There was a time when every child from a middle-class home went to either a music or dance class. They took part in school skits or learnt to draw and paint. Every child invariably knew the folk song of the region or a bhajan and took part in folk dance in community festivals-gatherings. It was part of one’s life. When it became part of the school time table, it was called the co-curricular. Over the years, the structure of society changed, the idea of education changed, schools got re-organised into class categories, multi-channel television became the dominant voice of drawing rooms, and gradually co-curricular transformed into a hobby, something that you do if you have the ‘free time’. With it, engagement with the ‘local’ or the ‘here and now’ of our cultural spaces moved to the periphery. Education subsequently was flagged as job-oriented and the absence of tangible benefits had little use.
In the bargain, we lost our collective unconscious — our languages, local art forms, richness of folk, handlooms and handicrafts. The Arts built bridges between people and ideas, it also represented the journey of a society and a nation. It gave us the ability to imagine a shared world and respond to human and civilizational crisis. If M.S. Subbalakshmi’s music was Carnatic excellence to some, it was spiritual to others. To Gandhi and Nehru, it was a voice that could unite the country and lead it towards the dream of independence.
A study of the arts – music, dance, theatre, films and visual arts – provides historical and cultural perception of a country. Art is not insular, but is profoundly impacted by the socio-political happenings of the society. To study art therefore, not only holds clues to the past, but has keys to handle the future. How people and society in different periods of time want to be remembered also embodies art practices. A study of the Arts is a study in sociology, history, politics and philosophy. By its very nature, it is interdisciplinary.
The collaborative nature of Performing Arts provides students opportunities to engage the mind, body and emotions. It helps them discover their own voice, develops confidence, and encourages them to act as ethical and responsible participants in citizenship. While the arts themselves overlap each other, it is also a study into histories, geographies, anthropologies, linguistics, cultural studies, feminisms, politics and patronage. How all these coalesce into creating the creative is a fascinating experience. Today, with technology at its peak, performing arts has entered an exciting phase – it offers new possibilities and provides access to the past and memory like never before.
The Centre is interested in the knowledge systems that constitutes the Arts as well as practise-based research. It aspires to focus on socially relevant and participatory practices and encourages projects that investigate the nature of art and society. For instance, Kuchipudi’s origins in a spiritual tradition, the coming together of activism, poetry and musical traditions in the ghazal, the diverse traditions of theatre that stemmed from mythology, religion, folk, politics and contemporary issues – the world of creative encounters the real.

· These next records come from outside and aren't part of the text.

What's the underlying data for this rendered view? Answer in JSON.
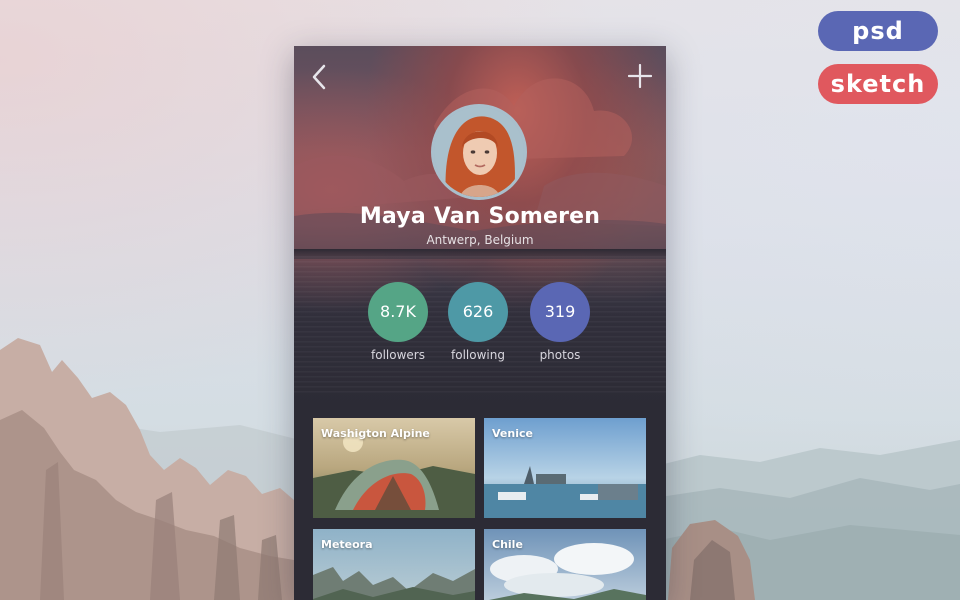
{
  "badges": {
    "psd": "psd",
    "sketch": "sketch"
  },
  "colors": {
    "psd_badge": "#5a67b4",
    "sketch_badge": "#e0585e",
    "followers": "#55a586",
    "following": "#4e99a6",
    "photos": "#5a67b4"
  },
  "header": {
    "back_icon": "chevron-left-icon",
    "add_icon": "plus-icon"
  },
  "profile": {
    "name": "Maya Van Someren",
    "location": "Antwerp, Belgium"
  },
  "stats": {
    "followers": {
      "value": "8.7K",
      "label": "followers"
    },
    "following": {
      "value": "626",
      "label": "following"
    },
    "photos": {
      "value": "319",
      "label": "photos"
    }
  },
  "gallery": [
    {
      "title": "Washigton Alpine"
    },
    {
      "title": "Venice"
    },
    {
      "title": "Meteora"
    },
    {
      "title": "Chile"
    }
  ]
}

The Centre believes in collaborating with the top cultural institutions, art and theatre schools, music sabhas, repertories, archives, major national and international festivals, museums, art galleries where our students will intern, and will also use their expertise to host workshops, lecdems, conferences, and residencies. Leading performing artistes and scholars will be brought to the Centre for guest lectures. The Centre will offer a range of certificate courses, short term courses, and weekend programmes that will provide intense learning opportunities to students and the community. Students who register for their doctoral studies will be able to work under practitioners who are also subject experts. The RV Institution, with its commitment to culture and the arts, will make the Centre a vibrant space of thought and action. Our courses are structured in a way that will offer sensory experience as well as aesthetic-stylistic and political-cultural awareness. We hope to facilitate critical thinking of cultures, both global and local. In the initial two years, the centre will build a strong culture of ‘thinking’ through master classes, workshops and lecdems. Once we create an ecosystem, the Centre will launch its Master’s programme which will be interdisciplinary in nature.

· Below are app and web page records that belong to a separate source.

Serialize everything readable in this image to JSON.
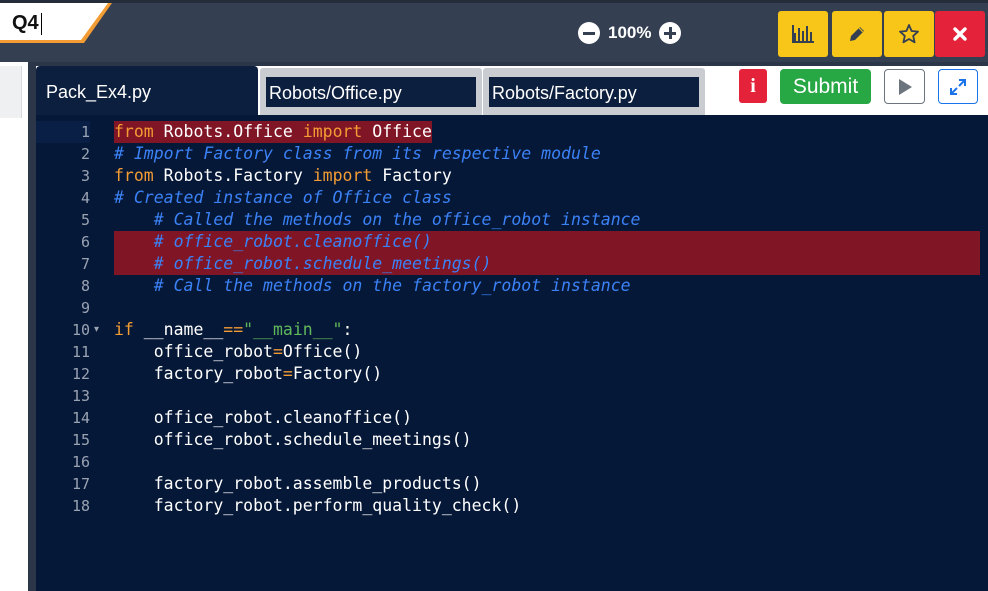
{
  "question": {
    "label": "Q4"
  },
  "zoom": {
    "value": "100%"
  },
  "toolbar": {
    "buttons": [
      "chart",
      "pencil",
      "star",
      "close"
    ]
  },
  "tabs": [
    {
      "label": "Pack_Ex4.py",
      "active": true
    },
    {
      "label": "Robots/Office.py",
      "active": false
    },
    {
      "label": "Robots/Factory.py",
      "active": false
    }
  ],
  "actions": {
    "info": "i",
    "submit": "Submit"
  },
  "colors": {
    "editor_bg": "#061838",
    "keyword": "#f39c34",
    "comment": "#3b82f6",
    "string": "#5fb85b",
    "highlight": "#801525",
    "submit": "#28a745"
  },
  "code_lines": [
    {
      "n": "1",
      "segs": [
        [
          "from",
          "kw"
        ],
        [
          " Robots.Office ",
          ""
        ],
        [
          "import",
          "kw"
        ],
        [
          " Office",
          ""
        ]
      ]
    },
    {
      "n": "2",
      "segs": [
        [
          "# Import Factory class from its respective module",
          "cm"
        ]
      ]
    },
    {
      "n": "3",
      "segs": [
        [
          "from",
          "kw"
        ],
        [
          " Robots.Factory ",
          ""
        ],
        [
          "import",
          "kw"
        ],
        [
          " Factory",
          ""
        ]
      ]
    },
    {
      "n": "4",
      "segs": [
        [
          "# Created instance of Office class",
          "cm"
        ]
      ]
    },
    {
      "n": "5",
      "segs": [
        [
          "    # Called the methods on the office_robot instance",
          "cm"
        ]
      ]
    },
    {
      "n": "6",
      "segs": [
        [
          "    # office_robot.cleanoffice()",
          "cm"
        ]
      ]
    },
    {
      "n": "7",
      "segs": [
        [
          "    # office_robot.schedule_meetings()",
          "cm"
        ]
      ]
    },
    {
      "n": "8",
      "segs": [
        [
          "    # Call the methods on the factory_robot instance",
          "cm"
        ]
      ]
    },
    {
      "n": "9",
      "segs": []
    },
    {
      "n": "10",
      "segs": [
        [
          "if",
          "kw"
        ],
        [
          " __name__",
          ""
        ],
        [
          "==",
          "op"
        ],
        [
          "\"__main__\"",
          "st"
        ],
        [
          ":",
          ""
        ]
      ]
    },
    {
      "n": "11",
      "segs": [
        [
          "    office_robot",
          ""
        ],
        [
          "=",
          "op"
        ],
        [
          "Office()",
          ""
        ]
      ]
    },
    {
      "n": "12",
      "segs": [
        [
          "    factory_robot",
          ""
        ],
        [
          "=",
          "op"
        ],
        [
          "Factory()",
          ""
        ]
      ]
    },
    {
      "n": "13",
      "segs": []
    },
    {
      "n": "14",
      "segs": [
        [
          "    office_robot.cleanoffice()",
          ""
        ]
      ]
    },
    {
      "n": "15",
      "segs": [
        [
          "    office_robot.schedule_meetings()",
          ""
        ]
      ]
    },
    {
      "n": "16",
      "segs": []
    },
    {
      "n": "17",
      "segs": [
        [
          "    factory_robot.assemble_products()",
          ""
        ]
      ]
    },
    {
      "n": "18",
      "segs": [
        [
          "    factory_robot.perform_quality_check()",
          ""
        ]
      ]
    }
  ]
}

After this insightful and solid grounding, there is little doubt that our students will be able to find before them an array of career possibilities. Some of them are: